So the question begs, after all these concessions, did the Republicans really need to agree to reinstate the Death tax in any capacity? Once they gave the Democrats everything they wanted on the spending and dependency side of the equation (which was more important to them in the first place), couldn't they have forced a full extension of the DT repeal, especially considering that it is only for two years?
Another interesting dynamic of this tax deal is its effects on the politics of debt. For many years, the Democrats have successfully tainted the Reagan administration with the explosion of the national debt as a result of his tax cuts. We all know that the real reason for the debt is that although Reagan successfully cut taxes, he could not succeed in stemming the tide of the growing welfare state because of the Democrat congress. This tax deal will do the same thing. Any benefits of the Laffer curve will be mitigated by the insane 13 month subsidy of unemployment. The payroll tax cut will also raise the debt because the liberals will not cut back on any of the FICA benefits despite the lost revenue in taxes. Then, the left will get to blame the debt calamity on the tax cuts.
The bottom line is that whatever one feels about the necessity for the Republicans to cave on the welfare part of the deal, they could have gotten away with another two year extension of the death tax repeal. Unfortunately, it appears that Senator Kyl has bought into some of the class warfare rhetoric, even in time of death. He believes that if you accumulate more than $5 million worth of assets, your death should trigger a confiscatory tax.

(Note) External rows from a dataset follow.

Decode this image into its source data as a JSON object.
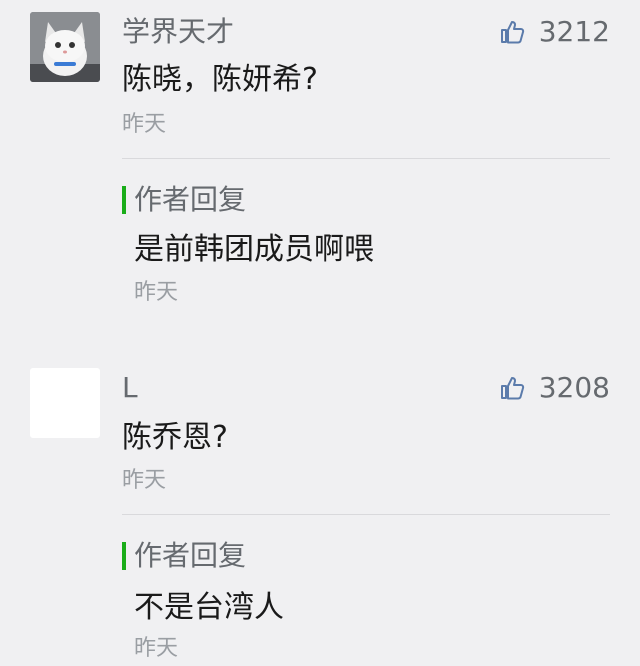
{
  "comments": [
    {
      "author": "学界天才",
      "likes": "3212",
      "text": "陈晓，陈妍希?",
      "time": "昨天",
      "avatar": "cat-avatar",
      "reply": {
        "label": "作者回复",
        "text": "是前韩团成员啊喂",
        "time": "昨天"
      }
    },
    {
      "author": "L",
      "likes": "3208",
      "text": "陈乔恩?",
      "time": "昨天",
      "avatar": "blank-avatar",
      "reply": {
        "label": "作者回复",
        "text": "不是台湾人",
        "time": "昨天"
      }
    }
  ],
  "colors": {
    "background": "#f0f0f2",
    "reply_accent": "#1aad19",
    "muted_text": "#666a6f",
    "time_text": "#9a9ea3"
  },
  "icons": {
    "like": "thumbs-up-icon"
  }
}
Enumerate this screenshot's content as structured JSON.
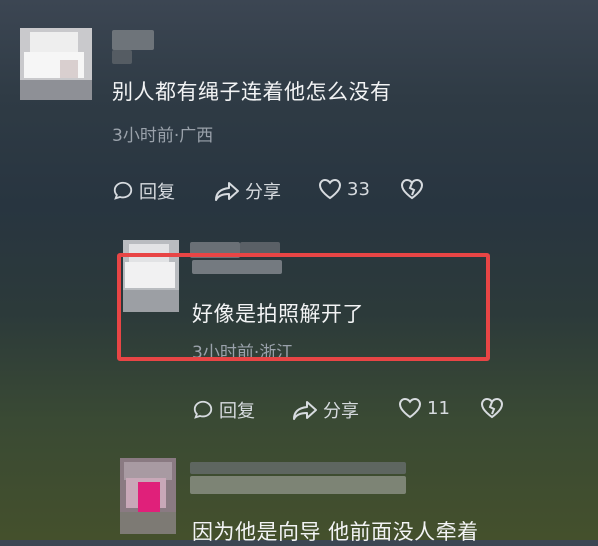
{
  "comments": [
    {
      "text": "别人都有绳子连着他怎么没有",
      "meta": "3小时前·广西",
      "reply_label": "回复",
      "share_label": "分享",
      "like_count": "33"
    },
    {
      "text": "好像是拍照解开了",
      "meta": "3小时前·浙江",
      "reply_label": "回复",
      "share_label": "分享",
      "like_count": "11"
    },
    {
      "text": "因为他是向导 他前面没人牵着"
    }
  ],
  "colors": {
    "highlight_border": "#e84545",
    "text": "#f2f3f4",
    "meta": "#9aa2ab"
  },
  "icons": [
    "comment-icon",
    "share-icon",
    "heart-icon",
    "broken-heart-icon"
  ]
}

He therefore felt there was no reason to negotiate for a "tax cut for the rich".